PROMPT: Copy the data exactly. No line may be skipped.
Segment Start: RECORD EXCERPTS
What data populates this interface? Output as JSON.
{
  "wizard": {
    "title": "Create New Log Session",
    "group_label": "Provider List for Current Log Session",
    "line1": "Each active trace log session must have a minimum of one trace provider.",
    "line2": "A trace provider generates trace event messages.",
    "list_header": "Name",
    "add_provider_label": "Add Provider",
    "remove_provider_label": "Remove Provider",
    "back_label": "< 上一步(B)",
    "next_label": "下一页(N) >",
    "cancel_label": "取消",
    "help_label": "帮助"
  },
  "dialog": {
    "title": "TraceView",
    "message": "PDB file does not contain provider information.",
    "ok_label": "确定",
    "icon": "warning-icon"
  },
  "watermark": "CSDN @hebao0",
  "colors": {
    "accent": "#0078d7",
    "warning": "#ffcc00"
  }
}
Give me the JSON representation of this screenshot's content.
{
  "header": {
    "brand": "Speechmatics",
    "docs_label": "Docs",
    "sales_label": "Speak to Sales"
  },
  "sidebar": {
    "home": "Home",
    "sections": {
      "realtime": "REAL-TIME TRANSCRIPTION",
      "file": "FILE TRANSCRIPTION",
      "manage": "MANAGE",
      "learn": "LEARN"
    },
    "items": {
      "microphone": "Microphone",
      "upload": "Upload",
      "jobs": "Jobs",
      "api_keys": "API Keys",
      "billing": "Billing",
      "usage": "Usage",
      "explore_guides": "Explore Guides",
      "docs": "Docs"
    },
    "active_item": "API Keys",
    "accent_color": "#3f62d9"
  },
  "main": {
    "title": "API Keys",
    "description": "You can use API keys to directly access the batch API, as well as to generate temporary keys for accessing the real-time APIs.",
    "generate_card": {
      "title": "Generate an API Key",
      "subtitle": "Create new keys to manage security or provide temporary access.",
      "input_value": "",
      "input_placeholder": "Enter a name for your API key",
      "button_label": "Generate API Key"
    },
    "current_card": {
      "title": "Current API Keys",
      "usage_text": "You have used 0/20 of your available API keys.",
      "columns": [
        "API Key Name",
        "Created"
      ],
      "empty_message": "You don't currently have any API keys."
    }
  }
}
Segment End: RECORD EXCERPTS
SOLUTION TO THIS TASK:
What data populates this interface? Output as JSON.
{
  "wizard": {
    "title": "Create New Log Session",
    "group_label": "Provider List for Current Log Session",
    "line1": "Each active trace log session must have a minimum of one trace provider.",
    "line2": "A trace provider generates trace event messages.",
    "list_header": "Name",
    "add_provider_label": "Add Provider",
    "remove_provider_label": "Remove Provider",
    "back_label": "< 上一步(B)",
    "next_label": "下一页(N) >",
    "cancel_label": "取消",
    "help_label": "帮助"
  },
  "dialog": {
    "title": "TraceView",
    "message": "PDB file does not contain provider information.",
    "ok_label": "确定",
    "icon": "warning-icon"
  },
  "watermark": "CSDN @hebao0",
  "colors": {
    "accent": "#0078d7",
    "warning": "#ffcc00"
  }
}
Give me the JSON representation of this screenshot's content.
{
  "header": {
    "brand": "Speechmatics",
    "docs_label": "Docs",
    "sales_label": "Speak to Sales"
  },
  "sidebar": {
    "home": "Home",
    "sections": {
      "realtime": "REAL-TIME TRANSCRIPTION",
      "file": "FILE TRANSCRIPTION",
      "manage": "MANAGE",
      "learn": "LEARN"
    },
    "items": {
      "microphone": "Microphone",
      "upload": "Upload",
      "jobs": "Jobs",
      "api_keys": "API Keys",
      "billing": "Billing",
      "usage": "Usage",
      "explore_guides": "Explore Guides",
      "docs": "Docs"
    },
    "active_item": "API Keys",
    "accent_color": "#3f62d9"
  },
  "main": {
    "title": "API Keys",
    "description": "You can use API keys to directly access the batch API, as well as to generate temporary keys for accessing the real-time APIs.",
    "generate_card": {
      "title": "Generate an API Key",
      "subtitle": "Create new keys to manage security or provide temporary access.",
      "input_value": "",
      "input_placeholder": "Enter a name for your API key",
      "button_label": "Generate API Key"
    },
    "current_card": {
      "title": "Current API Keys",
      "usage_text": "You have used 0/20 of your available API keys.",
      "columns": [
        "API Key Name",
        "Created"
      ],
      "empty_message": "You don't currently have any API keys."
    }
  }
}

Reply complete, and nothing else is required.